The publishing world has changed significantly since the days when I was first writing. Back then (and at the risk of aging myself, we’re talking about the first half of the 1990’s, LOL) there was one path to having your work available to readers: traditional publishers. They were the gatekeepers, the “golden ticket” to a tangible, beautiful book on a shelf, distribution, and ultimately, readers.
The publisher handled things like galleys, and securing reviews from reputable reviewers who would then print those reviews in publications or later, online, to entice (provided the review was good), readers to give the story a try.
I’ve had my share of great (and a few not so great) reviews. Several of my books won or placed as a finalist for national awards like Reviewer’s International Organization or the Romance Writer’s of America RITA Award (Secret Vows), or major publications like RT Book Reviews (For “Best Medieval-Set Historical” and/or “Best Historical K.I.S.S. Hero”:The Crimson Lady, The Sweetest Sin, Beyond Temptation, Sinful Pleasures). My last published novel, The Templar’s Seduction, was favorably reviewed by some major publications like Publisher’s Weekly.

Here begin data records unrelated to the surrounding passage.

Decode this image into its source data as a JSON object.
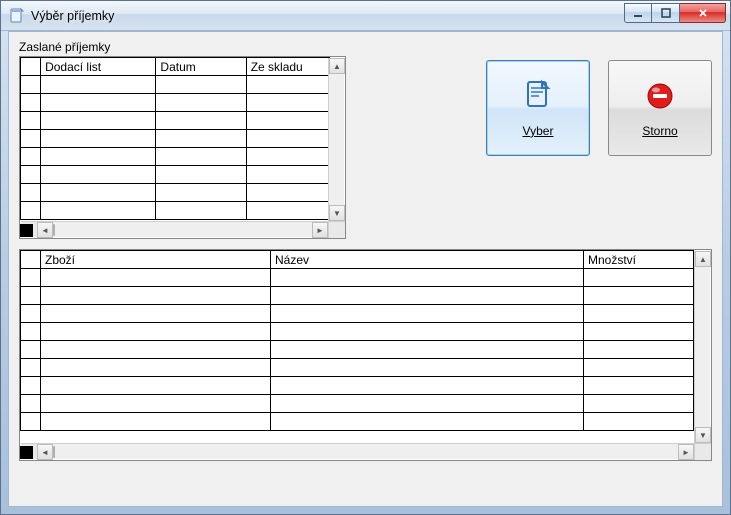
{
  "window": {
    "title": "Výběr příjemky"
  },
  "sections": {
    "sent": "Zaslané příjemky"
  },
  "grid1": {
    "headers": {
      "c1": "Dodací list",
      "c2": "Datum",
      "c3": "Ze skladu"
    },
    "empty_rows": 8
  },
  "grid2": {
    "headers": {
      "c1": "Zboží",
      "c2": "Název",
      "c3": "Množství"
    },
    "empty_rows": 9
  },
  "buttons": {
    "select": "Vyber",
    "cancel": "Storno"
  }
}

But the game of reviews has changed entirely, now that I’m moving forward on my own. I’m technically still a hybrid author (the phrase coined by Bob Mayer back in 2011), in that several of my books are still being published by HarperCollins; however, with the shift into a new genre and after a seven year hiatus wherein I didn’t put out any new books, the landscape has changed.
But of course being one of literally thousands of self-publishing authors in today’s book and reading landscape changes things. I liken it to several thousand people standing in a field, waving flags and calling out, “Look at Me!” “Pick me!”
That’s what reviewers (and ultimately readers) have to choose from.
How can they tell what books are well-written, well-researched, professionally edited and copy-edited, with care and professionalism?
And therein lies the problem.
In today’s publishing landscape, it’s exciting and open and anyone with a great idea can write their book and put it out there. The gatekeepers are gone. But it leaves an abundance of material from which reviewers and readers must choose, and the ringing question becomes, how to on one’s own accomplish what the gatekeeper’s used to do: secure at least a read from reputable reviewers. Of course there is no guarantee the work will get a positive review…but one will never know if one’s book never even makes it onto a reviewer’s desk.
So, what do you think? For readers (who may or may not also be writers), how important are reviews for noticing a book you might want to read? Do you have other tried-and-tried methods of finding books to try?
For writers, how do you handle the business of reviews? Do you actively seek them out, or just wait until after your book comes out for your everyday reader reviews to come in on amazon and the like?